Sunday, November 6, 2011

Some forecasts

The 2012 presidential election forecaster up at is great fun, and you could get lost in the numbers for a few hours there. Basically, Nate Silver has made assumptions about the Republican candidates' ideological positions and plugged those into a forecast model, along with growth in gross domestic product and Obama's approval ratings. Just for giggles, I put together the following graph based on the forecasting data used in that model. I have assumed Obama's approval rating remains at 43 percent.
The official forecast for economic growth is 2.7%, by the way, which would put Romney and Obama at a near dead-heat.

Now, here are some reasons not to take these numbers too seriously:
  • First, Obama's approval rating is not independent of economic growth. If the economy begins to grow at a quicker clip, his approval rating will probably rise into the 50s. It will likely drop into the 30s or worse if we experience an actual recession.
  • Second, even if economic growth stays right where it is today, Obama's approval rating is likely to change somewhat as a function of the campaign. Nearly all Democrats will come to approve of his performance, even if they may have reservations today. And nearly all Republicans will come to disapprove, although they're probably doing that already.
  • Third, perceptions of the Republican nominee's ideological stances may well change by next year. It's very hard to make realistic projections of Cain's governing ideology since he's never governed before. Perry would be facing a more liberal electorate than he's ever faced, and Romney would be facing a more conservative one. Plus, given Romney's history, there should be substantially large error bars on either side of his line.
Update: Graph label fixed.


Matt Glassman said...

Seth ---

Nice post. One comment:

I think Nate's model is unconcerned with Obama's approval rating going forward. The 43% is an estimate of the approval rating one year out; adjusting that bar is for if you have a different estimation of the 1-year-out approval.

I don't think there's a claim about the approval remaining static, so I *think* the model is supposedly robust to future changes in approval rating drawn from economic changes.

I think.


prison rodeo said...

Sorry to be pedantic, but that's not a scatterplot. #dontbaitmewithtwitter

Seth Masket said...

It's a scatterplot with lines connecting data points that have been rendered invisible. #youwouldntlikemewhenimangry

alex said...

How certain is the link between a candidate's ideology and performance?

Could it be due to selection effects - say, a relatively moderate candidate has to be stellar in other respects to convince his party (most of which is more extreme than he is) to give him the nomination, and this leads him to perform better in the general election?

metrichead said...

Seth, why does Huntsman have the most favorable probability of all GOP candidates in the graph if he's barely even a third-tier candidate in the race now?

Seth Masket said...
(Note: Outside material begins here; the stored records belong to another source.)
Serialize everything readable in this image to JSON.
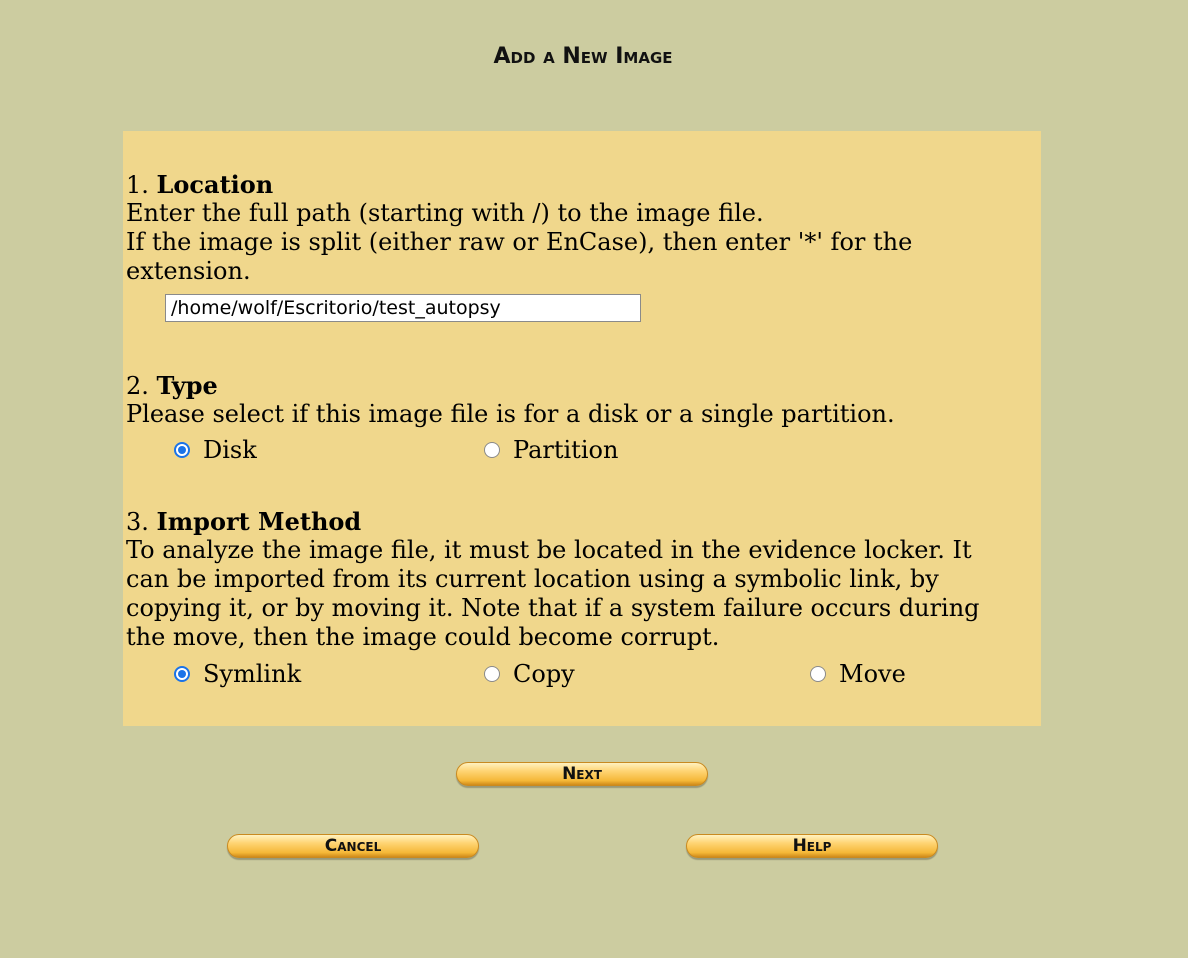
{
  "title": "Add a New Image",
  "location": {
    "number": "1.",
    "heading": "Location",
    "line1": "Enter the full path (starting with /) to the image file.",
    "line2": "If the image is split (either raw or EnCase), then enter '*' for the extension.",
    "path_value": "/home/wolf/Escritorio/test_autopsy"
  },
  "type": {
    "number": "2.",
    "heading": "Type",
    "desc": "Please select if this image file is for a disk or a single partition.",
    "options": [
      {
        "label": "Disk",
        "checked": true
      },
      {
        "label": "Partition",
        "checked": false
      }
    ]
  },
  "import": {
    "number": "3.",
    "heading": "Import Method",
    "desc": "To analyze the image file, it must be located in the evidence locker. It can be imported from its current location using a symbolic link, by copying it, or by moving it. Note that if a system failure occurs during the move, then the image could become corrupt.",
    "options": [
      {
        "label": "Symlink",
        "checked": true
      },
      {
        "label": "Copy",
        "checked": false
      },
      {
        "label": "Move",
        "checked": false
      }
    ]
  },
  "buttons": {
    "next": "Next",
    "cancel": "Cancel",
    "help": "Help"
  },
  "colors": {
    "background": "#cccca0",
    "panel": "#f0d78c",
    "radio_checked": "#1a73e8"
  }
}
Metrichead, Silver's data are based on three criteria: economic performance, Obama's job approval, and some measure of Republican candidate ideology. It doesn't include any measure of viability or likelihood of getting nominated or campaign skills or anything else like that. What appears to make Huntsman so electable in this analysis is simply that, by all observations, Huntsman appears to be the most moderate of the Republican candidates. That probably gives him an advantage in the general election over the other Republican contenders.

By the same token, of course, being so moderate makes him almost un-nominatable.